Just a quick post here because I wanted this to be read by as many people as possible. Last night during practice, we were going back over the Last Supper Scene. Each one of us brought our very best to the table and could really feel the loss the Apostles had to be feeling when Christ said he would suffer, be betrayed by one of them and that he was going to leave us for a season. The whole experience with my Brothers was awesome, emotional and spiritually uplifting.
However, what I write about today doesn't relate to the scene. It is something that happened between runthroughs of that scene. The leader of our group, Spenser Waters, has been in a lot of pain lately. He has been experiencing major back problems. As we stood outside of the room where we were practicing waiting for another runthrough, Spenser sat down on the ground in pain. We noticed it just as we had at other times, but this time something was different. A number of us surrounded him, laid hands on him and began to pray. We put the promises of Mark 16:18 into practice. We prayed and believed. We got ready to go back in to practice, but one of us noticed that Spenser wasn't with us anymore. He had run downstairs and gone into the church where Pastor was speaking. He went up to Pastor and told him what happened. He had been healed. God healed him. Our faith and practice of the scripture worked. Because we believed and we were in a place spiritually to let God move, one of our brothers is pain free today!
This is not the only thing that has happened this year during Above All Practice and it certainly won't be the last. God is moving and He wants to move on and in all of us. We don't have to be cast members of an Easter Production, or pastor or anything "special". We just need to believe in God and believe in His Word. I look forward to sharing more testimonies like this as the Above All Season progresses.
On Monday, we practiced one of the most tasking scenes in Above All for the Apostles. It is not as physically imposing as the procession or crucifixion scenes, but the combination of conveying emotions, practical timing, and physical requirements makes this scene a difficult one for our group. Today, I breakdown why these factors are true and how we handled the task.

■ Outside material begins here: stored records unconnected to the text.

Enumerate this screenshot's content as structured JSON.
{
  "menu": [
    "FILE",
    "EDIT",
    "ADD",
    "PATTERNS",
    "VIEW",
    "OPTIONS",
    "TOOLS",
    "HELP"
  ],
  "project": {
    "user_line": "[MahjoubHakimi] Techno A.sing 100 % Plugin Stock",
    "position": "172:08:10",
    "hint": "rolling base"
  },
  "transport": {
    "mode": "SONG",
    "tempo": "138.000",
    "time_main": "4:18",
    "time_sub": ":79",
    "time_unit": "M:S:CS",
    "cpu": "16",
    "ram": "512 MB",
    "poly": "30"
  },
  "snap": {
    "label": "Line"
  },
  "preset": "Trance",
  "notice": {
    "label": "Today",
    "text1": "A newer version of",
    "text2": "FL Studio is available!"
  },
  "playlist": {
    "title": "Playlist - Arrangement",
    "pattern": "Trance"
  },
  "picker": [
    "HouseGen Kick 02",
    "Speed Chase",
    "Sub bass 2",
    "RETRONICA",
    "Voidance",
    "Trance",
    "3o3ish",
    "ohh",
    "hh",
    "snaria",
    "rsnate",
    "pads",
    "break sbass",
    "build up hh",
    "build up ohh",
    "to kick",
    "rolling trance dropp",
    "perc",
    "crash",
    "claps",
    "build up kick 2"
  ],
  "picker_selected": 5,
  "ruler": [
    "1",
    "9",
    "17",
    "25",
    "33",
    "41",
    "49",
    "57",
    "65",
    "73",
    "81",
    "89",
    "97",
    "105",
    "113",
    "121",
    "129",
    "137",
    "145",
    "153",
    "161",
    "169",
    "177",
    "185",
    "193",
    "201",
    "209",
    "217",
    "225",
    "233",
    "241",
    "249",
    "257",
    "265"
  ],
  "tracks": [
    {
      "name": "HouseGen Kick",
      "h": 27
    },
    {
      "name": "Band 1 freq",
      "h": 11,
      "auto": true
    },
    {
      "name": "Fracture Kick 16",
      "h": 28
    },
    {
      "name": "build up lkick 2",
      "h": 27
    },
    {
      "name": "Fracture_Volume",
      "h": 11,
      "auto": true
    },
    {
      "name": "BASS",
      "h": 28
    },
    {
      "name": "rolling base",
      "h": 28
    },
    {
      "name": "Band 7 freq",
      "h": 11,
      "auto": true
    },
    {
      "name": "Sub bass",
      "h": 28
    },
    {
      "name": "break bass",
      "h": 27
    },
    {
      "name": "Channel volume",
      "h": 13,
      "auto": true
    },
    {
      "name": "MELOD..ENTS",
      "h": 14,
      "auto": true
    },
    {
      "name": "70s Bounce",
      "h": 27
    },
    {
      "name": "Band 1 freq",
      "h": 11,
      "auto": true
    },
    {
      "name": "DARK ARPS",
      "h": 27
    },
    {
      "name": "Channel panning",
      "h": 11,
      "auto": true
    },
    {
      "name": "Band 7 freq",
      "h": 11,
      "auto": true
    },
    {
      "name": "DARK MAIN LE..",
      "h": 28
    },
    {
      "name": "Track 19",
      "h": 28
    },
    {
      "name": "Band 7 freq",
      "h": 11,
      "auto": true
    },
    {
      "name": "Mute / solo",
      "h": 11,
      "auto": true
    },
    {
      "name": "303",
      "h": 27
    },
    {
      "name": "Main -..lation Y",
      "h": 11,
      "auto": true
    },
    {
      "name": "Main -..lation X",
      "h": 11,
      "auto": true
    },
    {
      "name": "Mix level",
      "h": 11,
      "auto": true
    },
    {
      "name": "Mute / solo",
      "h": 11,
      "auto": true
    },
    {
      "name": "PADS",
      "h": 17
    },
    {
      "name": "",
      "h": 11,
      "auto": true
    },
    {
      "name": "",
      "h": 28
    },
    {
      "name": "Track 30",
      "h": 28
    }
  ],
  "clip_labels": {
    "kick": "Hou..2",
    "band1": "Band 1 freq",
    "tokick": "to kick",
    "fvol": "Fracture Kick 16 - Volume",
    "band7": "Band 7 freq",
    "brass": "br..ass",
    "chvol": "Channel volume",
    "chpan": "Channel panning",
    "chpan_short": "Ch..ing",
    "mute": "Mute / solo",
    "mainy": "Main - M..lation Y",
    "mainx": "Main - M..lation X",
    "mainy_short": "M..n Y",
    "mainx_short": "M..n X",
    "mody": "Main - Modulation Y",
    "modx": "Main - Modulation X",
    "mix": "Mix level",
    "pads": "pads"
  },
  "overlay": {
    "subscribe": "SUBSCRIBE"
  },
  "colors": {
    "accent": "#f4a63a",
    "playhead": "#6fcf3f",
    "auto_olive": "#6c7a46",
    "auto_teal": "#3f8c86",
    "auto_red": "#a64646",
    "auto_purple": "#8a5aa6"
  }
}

Each week, I will be recapping my experience with Above All, how the practices progress and the interesting people I interact with along the way. Today, I dive into the Last Supper, Mary of Bethany, The Garden Betrayal Scene and To Whom Shall We Go. I'll also give some insight into how the cast as a whole interacts once we finally get to performances. Enjoy and head on over to TWTL's YouTube Channel to Subscribe and listen to/watch more great content. Also, swing by our Facebook Page and Like our Page so you can get regular updates when we post an Above All update. God Bless.
Today (Febrauary 17), the Apostles were at practice from 12:30pm until 5pm. That is nothing compared to Jesus (played by Troy Toney) who was there from 12:30 until almost 9pm. Still, that's what happens when you sign up for a production like this. You commit to sacrificing Saturdays and entire evenings, even early on in the process. Many of the cast have family they leave at home to come and prepare for this drama. We lose moments in this life so that we might produce something that will make a difference for somebody in the next life. These sacrifices and the knowledge of what they produce are what make this production worthwhile. Today, the Apostles practiced two scenes in depth. These two scenes are completely different from each other, which made for a challenging day. Here's what I can relate from my experience.
The first Above All practice for Apostles is in the books. We went through the Last Supper Scene and it was awesome. Today, I recap the experience of performing the Last Supper and all of what goes into preparing for this powerful scene.
We were at the Above All Launch Party last night and found out some of the changes to the production and the latest schedule for practices and performances. We'll run through all of these right here; but we'll also have a video on our YouTube channel later detailing our thoughts, especially on the changes and expectations for the production this year. With that in mind, here's the quick run through.
As mentioned on our Facebook page, Above All has touched the lives of 100s. 156 people received the Holy Ghost for the first time, which is awesome and wonderful and worth of giving glory to God. However, hundreds of others were renewed in their walk with God, both in the audience and the cast. Several received their healing and an untold amount of people were forever touched by this dramatic representation of Christ. We've shared a lot of insights about what happened behind the scenes and in the lead up to the production. Today, we look back and share our thoughts on the actual production and we compare it to the first edition of Above All, which we reviewed also (it's our most popular post on the Compass Page). We hope you enjoy this look back at Above All and where it has come over the past two years.
Today we share our interview with lead script writer for Above All, Pamela Nolde. Pam is an accomplished writer with an extensive background in stage production. She has been an employee at the Pentecostals of Alexandria for over a decade. In our interview she shared her story of how she became a writer, her journey as a writer and her insights into Above All.
We return after a weekend of performances to update everyone on how Above All has been doing and to provide some further insights into the production. Previously, we talked about how the benefit performances led to nearly 60 people receiving the Holy Ghost and a number of people getting baptized. This does not include the amount of people who came forward for healing and special touches from God who walked away better and at peace. Let's find out what happened when the main performances took place
Chris Farris is the author of The Way, a manual detailing how to implement the Beatitudes into your life. He review events and other media and offers other insights into writing and working for the Kingdom of God.